§ Assignment
Would you copy every record exactly as it stands and drop the pictures?

(Website and app data records)
——

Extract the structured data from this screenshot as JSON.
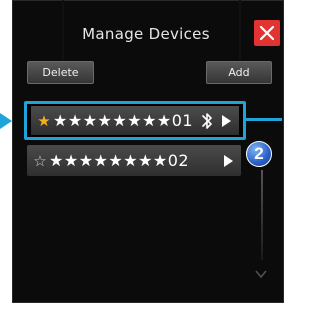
{
  "header": {
    "title": "Manage Devices"
  },
  "toolbar": {
    "delete_label": "Delete",
    "add_label": "Add"
  },
  "devices": [
    {
      "name": "★★★★★★★★01",
      "favorite": true,
      "connected": true,
      "selected": true
    },
    {
      "name": "★★★★★★★★02",
      "favorite": false,
      "connected": false,
      "selected": false
    }
  ],
  "icons": {
    "favorite": "star-filled-icon",
    "not_favorite": "star-outline-icon",
    "connected": "bluetooth-icon",
    "open": "play-arrow-icon",
    "close": "close-icon",
    "scroll": "chevron-down-icon"
  },
  "colors": {
    "accent": "#1fa3d8",
    "close": "#e23333",
    "favorite": "#f3b21b"
  },
  "callout": {
    "step": "2"
  }
}
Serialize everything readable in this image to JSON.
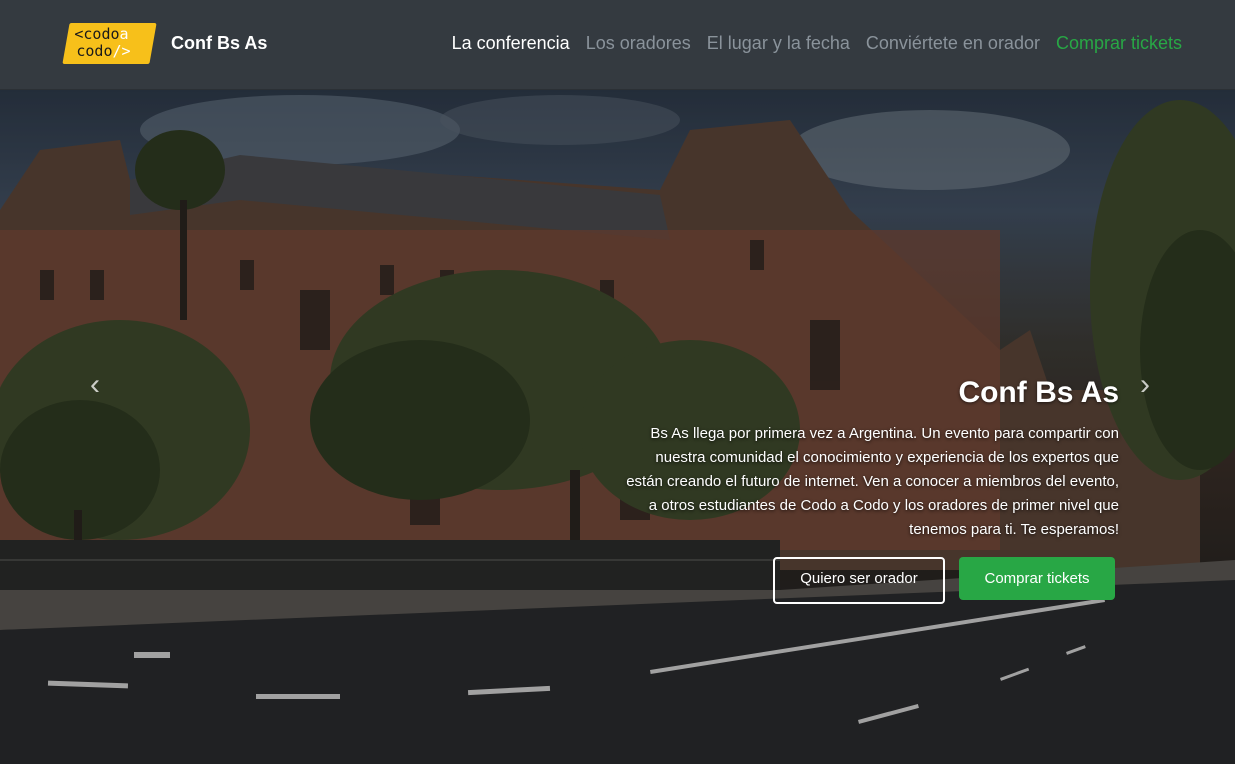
{
  "header": {
    "logo": {
      "line1_a": "<codo",
      "line1_b": "a",
      "line2_a": "codo",
      "line2_b": "/>"
    },
    "brand": "Conf Bs As",
    "nav": [
      {
        "label": "La conferencia",
        "state": "active"
      },
      {
        "label": "Los oradores",
        "state": "default"
      },
      {
        "label": "El lugar y la fecha",
        "state": "default"
      },
      {
        "label": "Conviértete en orador",
        "state": "default"
      },
      {
        "label": "Comprar tickets",
        "state": "highlight"
      }
    ]
  },
  "hero": {
    "title": "Conf Bs As",
    "text": "Bs As llega por primera vez a Argentina. Un evento para compartir con nuestra comunidad el conocimiento y experiencia de los expertos que están creando el futuro de internet. Ven a conocer a miembros del evento, a otros estudiantes de Codo a Codo y los oradores de primer nivel que tenemos para ti. Te esperamos!",
    "buttons": {
      "speaker": "Quiero ser orador",
      "tickets": "Comprar tickets"
    },
    "prev_icon": "chevron-left-icon",
    "next_icon": "chevron-right-icon"
  },
  "colors": {
    "navbar": "#343a40",
    "success": "#28a745",
    "logo": "#f7c01a",
    "nav_muted": "#8a939b"
  }
}
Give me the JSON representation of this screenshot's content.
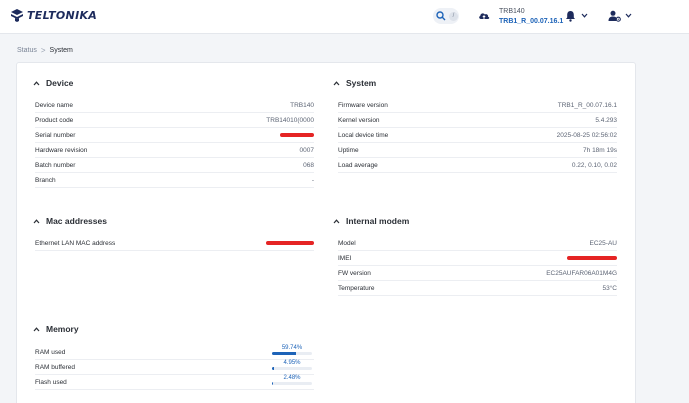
{
  "header": {
    "brand": "TELTONIKA",
    "device_name": "TRB140",
    "firmware": "TRB1_R_00.07.16.1",
    "search_hint": "/"
  },
  "breadcrumb": {
    "parent": "Status",
    "separator": ">",
    "current": "System"
  },
  "device": {
    "title": "Device",
    "rows": [
      {
        "label": "Device name",
        "value": "TRB140"
      },
      {
        "label": "Product code",
        "value": "TRB14010(0000"
      },
      {
        "label": "Serial number",
        "value": ""
      },
      {
        "label": "Hardware revision",
        "value": "0007"
      },
      {
        "label": "Batch number",
        "value": "068"
      },
      {
        "label": "Branch",
        "value": "-"
      }
    ]
  },
  "system": {
    "title": "System",
    "rows": [
      {
        "label": "Firmware version",
        "value": "TRB1_R_00.07.16.1"
      },
      {
        "label": "Kernel version",
        "value": "5.4.293"
      },
      {
        "label": "Local device time",
        "value": "2025-08-25 02:56:02"
      },
      {
        "label": "Uptime",
        "value": "7h 18m 19s"
      },
      {
        "label": "Load average",
        "value": "0.22, 0.10, 0.02"
      }
    ]
  },
  "mac": {
    "title": "Mac addresses",
    "rows": [
      {
        "label": "Ethernet LAN MAC address",
        "value": ""
      }
    ]
  },
  "modem": {
    "title": "Internal modem",
    "rows": [
      {
        "label": "Model",
        "value": "EC25-AU"
      },
      {
        "label": "IMEI",
        "value": ""
      },
      {
        "label": "FW version",
        "value": "EC25AUFAR06A01M4G"
      },
      {
        "label": "Temperature",
        "value": "53°C"
      }
    ]
  },
  "memory": {
    "title": "Memory",
    "rows": [
      {
        "label": "RAM used",
        "percent_label": "59.74%",
        "fraction": 0.5974
      },
      {
        "label": "RAM buffered",
        "percent_label": "4.95%",
        "fraction": 0.0495
      },
      {
        "label": "Flash used",
        "percent_label": "2.48%",
        "fraction": 0.0248
      }
    ]
  },
  "colors": {
    "accent": "#1d63b8",
    "redaction": "#e52424",
    "brand": "#1d2b5c"
  }
}
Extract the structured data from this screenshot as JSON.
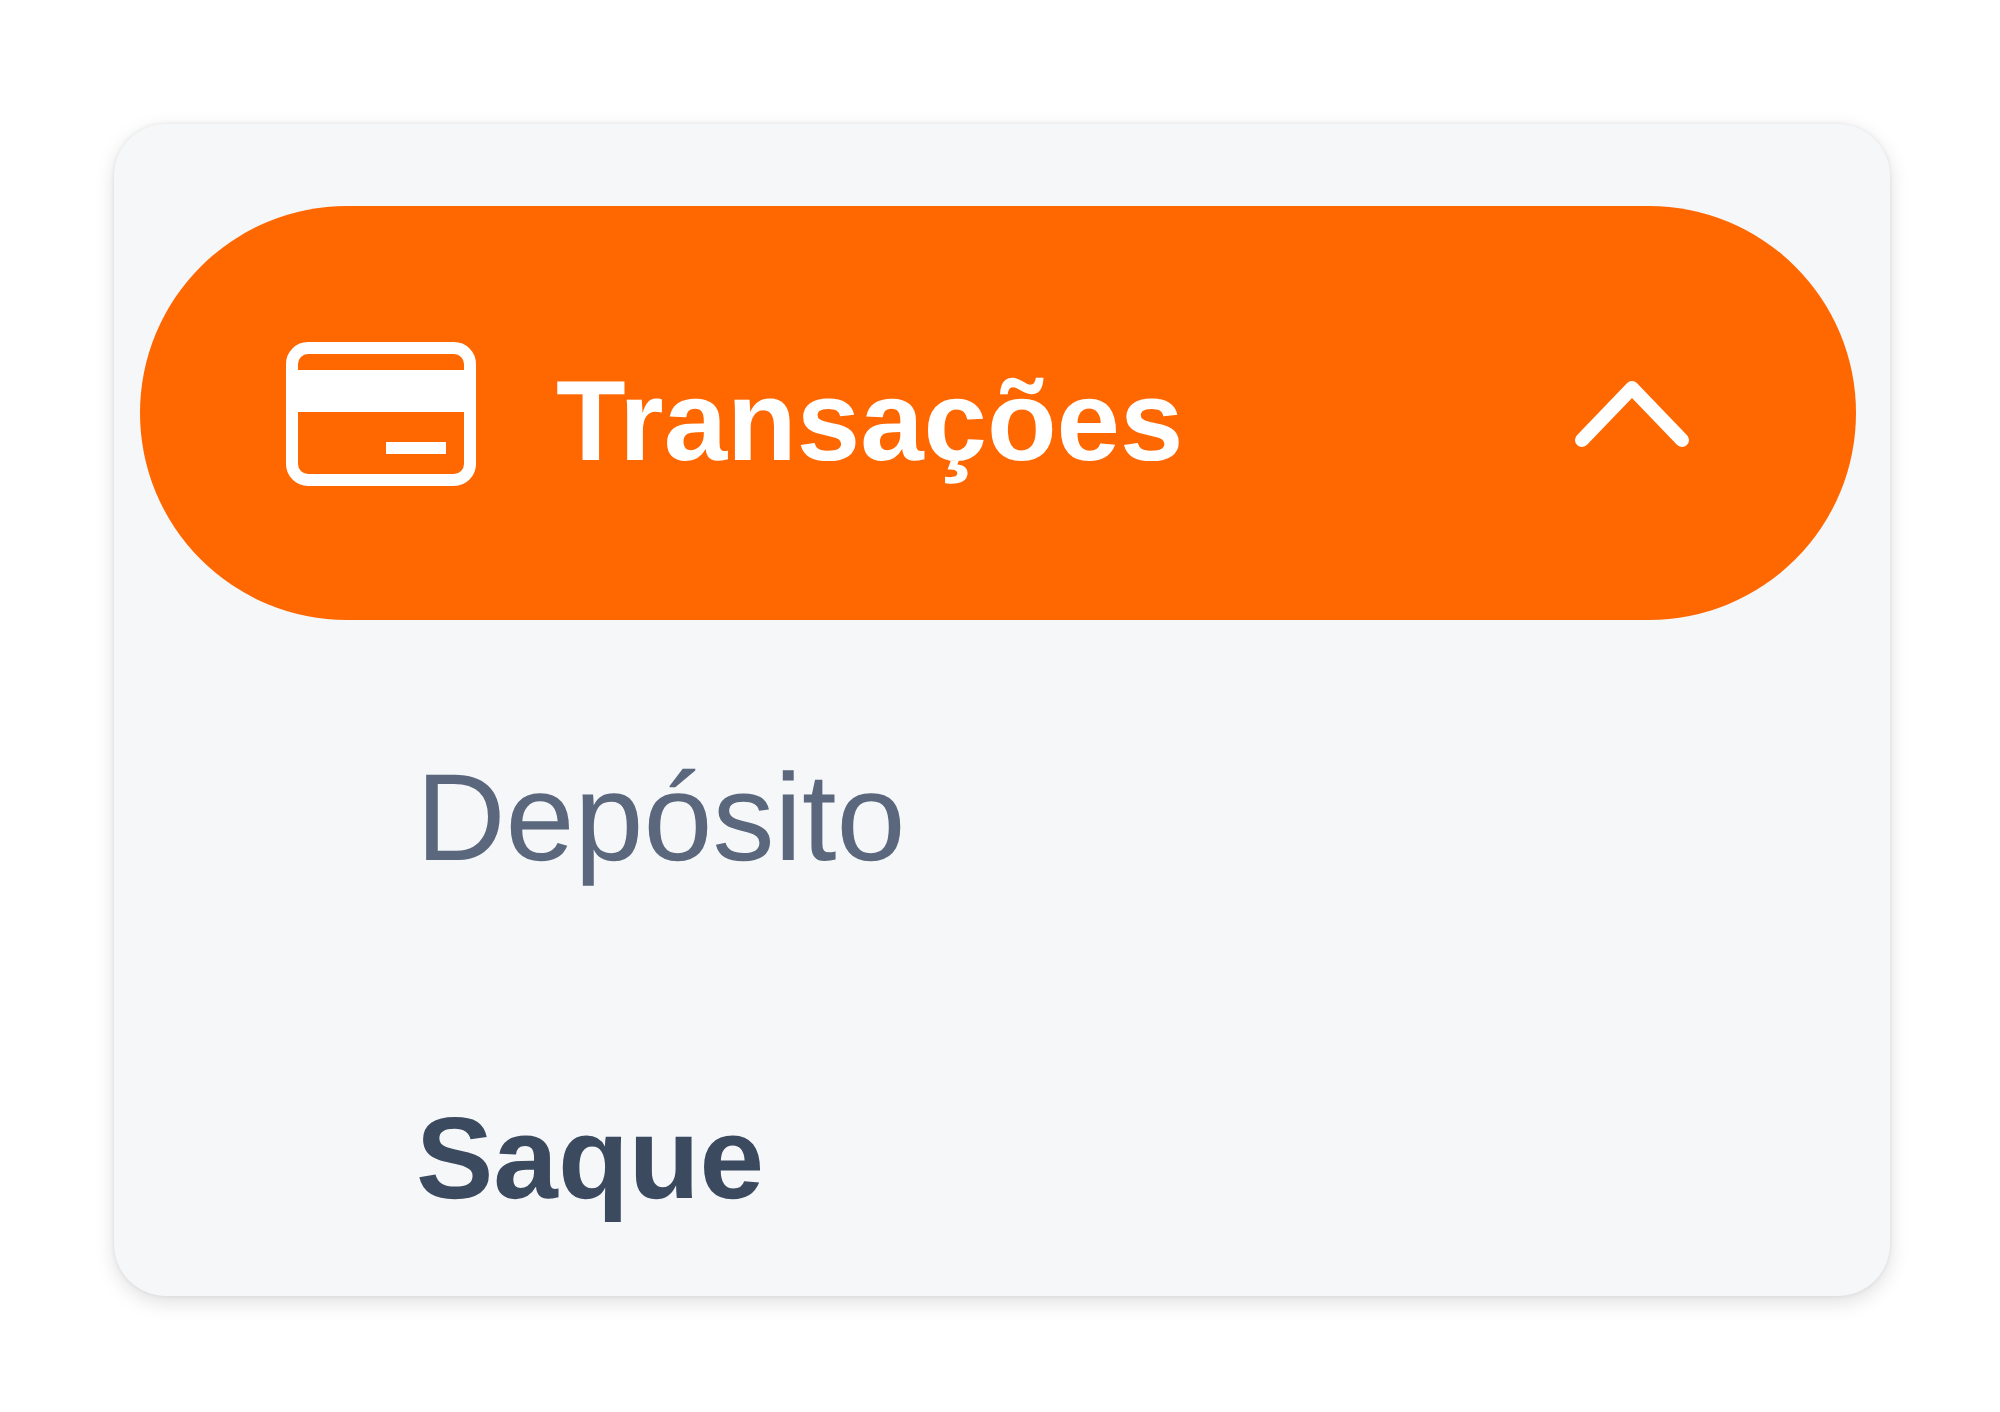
{
  "menu": {
    "items": [
      {
        "label": "Transações",
        "selected": true,
        "expanded": true,
        "children": [
          {
            "label": "Depósito",
            "selected": false
          },
          {
            "label": "Saque",
            "selected": true
          }
        ]
      }
    ]
  }
}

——

§ Output for this task
Extract the structured data from this screenshot as JSON.
{
  "header": {
    "title": "Manage Devices"
  },
  "toolbar": {
    "delete_label": "Delete",
    "add_label": "Add"
  },
  "devices": [
    {
      "name": "★★★★★★★★01",
      "favorite": true,
      "connected": true,
      "selected": true
    },
    {
      "name": "★★★★★★★★02",
      "favorite": false,
      "connected": false,
      "selected": false
    }
  ],
  "icons": {
    "favorite": "star-filled-icon",
    "not_favorite": "star-outline-icon",
    "connected": "bluetooth-icon",
    "open": "play-arrow-icon",
    "close": "close-icon",
    "scroll": "chevron-down-icon"
  },
  "colors": {
    "accent": "#1fa3d8",
    "close": "#e23333",
    "favorite": "#f3b21b"
  },
  "callout": {
    "step": "2"
  }
}
Serialize everything readable in this image to JSON.
{
  "header": {
    "logo": {
      "line1_a": "<codo",
      "line1_b": "a",
      "line2_a": "codo",
      "line2_b": "/>"
    },
    "brand": "Conf Bs As",
    "nav": [
      {
        "label": "La conferencia",
        "state": "active"
      },
      {
        "label": "Los oradores",
        "state": "default"
      },
      {
        "label": "El lugar y la fecha",
        "state": "default"
      },
      {
        "label": "Conviértete en orador",
        "state": "default"
      },
      {
        "label": "Comprar tickets",
        "state": "highlight"
      }
    ]
  },
  "hero": {
    "title": "Conf Bs As",
    "text": "Bs As llega por primera vez a Argentina. Un evento para compartir con nuestra comunidad el conocimiento y experiencia de los expertos que están creando el futuro de internet. Ven a conocer a miembros del evento, a otros estudiantes de Codo a Codo y los oradores de primer nivel que tenemos para ti. Te esperamos!",
    "buttons": {
      "speaker": "Quiero ser orador",
      "tickets": "Comprar tickets"
    },
    "prev_icon": "chevron-left-icon",
    "next_icon": "chevron-right-icon"
  },
  "colors": {
    "navbar": "#343a40",
    "success": "#28a745",
    "logo": "#f7c01a",
    "nav_muted": "#8a939b"
  }
}
Give me the JSON representation of this screenshot's content.
{
  "header": {
    "brand": "TELTONIKA",
    "device_name": "TRB140",
    "firmware": "TRB1_R_00.07.16.1",
    "search_hint": "/"
  },
  "breadcrumb": {
    "parent": "Status",
    "separator": ">",
    "current": "System"
  },
  "device": {
    "title": "Device",
    "rows": [
      {
        "label": "Device name",
        "value": "TRB140"
      },
      {
        "label": "Product code",
        "value": "TRB14010(0000"
      },
      {
        "label": "Serial number",
        "value": ""
      },
      {
        "label": "Hardware revision",
        "value": "0007"
      },
      {
        "label": "Batch number",
        "value": "068"
      },
      {
        "label": "Branch",
        "value": "-"
      }
    ]
  },
  "system": {
    "title": "System",
    "rows": [
      {
        "label": "Firmware version",
        "value": "TRB1_R_00.07.16.1"
      },
      {
        "label": "Kernel version",
        "value": "5.4.293"
      },
      {
        "label": "Local device time",
        "value": "2025-08-25 02:56:02"
      },
      {
        "label": "Uptime",
        "value": "7h 18m 19s"
      },
      {
        "label": "Load average",
        "value": "0.22, 0.10, 0.02"
      }
    ]
  },
  "mac": {
    "title": "Mac addresses",
    "rows": [
      {
        "label": "Ethernet LAN MAC address",
        "value": ""
      }
    ]
  },
  "modem": {
    "title": "Internal modem",
    "rows": [
      {
        "label": "Model",
        "value": "EC25-AU"
      },
      {
        "label": "IMEI",
        "value": ""
      },
      {
        "label": "FW version",
        "value": "EC25AUFAR06A01M4G"
      },
      {
        "label": "Temperature",
        "value": "53°C"
      }
    ]
  },
  "memory": {
    "title": "Memory",
    "rows": [
      {
        "label": "RAM used",
        "percent_label": "59.74%",
        "fraction": 0.5974
      },
      {
        "label": "RAM buffered",
        "percent_label": "4.95%",
        "fraction": 0.0495
      },
      {
        "label": "Flash used",
        "percent_label": "2.48%",
        "fraction": 0.0248
      }
    ]
  },
  "colors": {
    "accent": "#1d63b8",
    "redaction": "#e52424",
    "brand": "#1d2b5c"
  }
}
Extract the structured data from this screenshot as JSON.
{
  "menu": {
    "items": [
      {
        "label": "Transações",
        "selected": true,
        "expanded": true,
        "children": [
          {
            "label": "Depósito",
            "selected": false
          },
          {
            "label": "Saque",
            "selected": true
          }
        ]
      }
    ]
  }
}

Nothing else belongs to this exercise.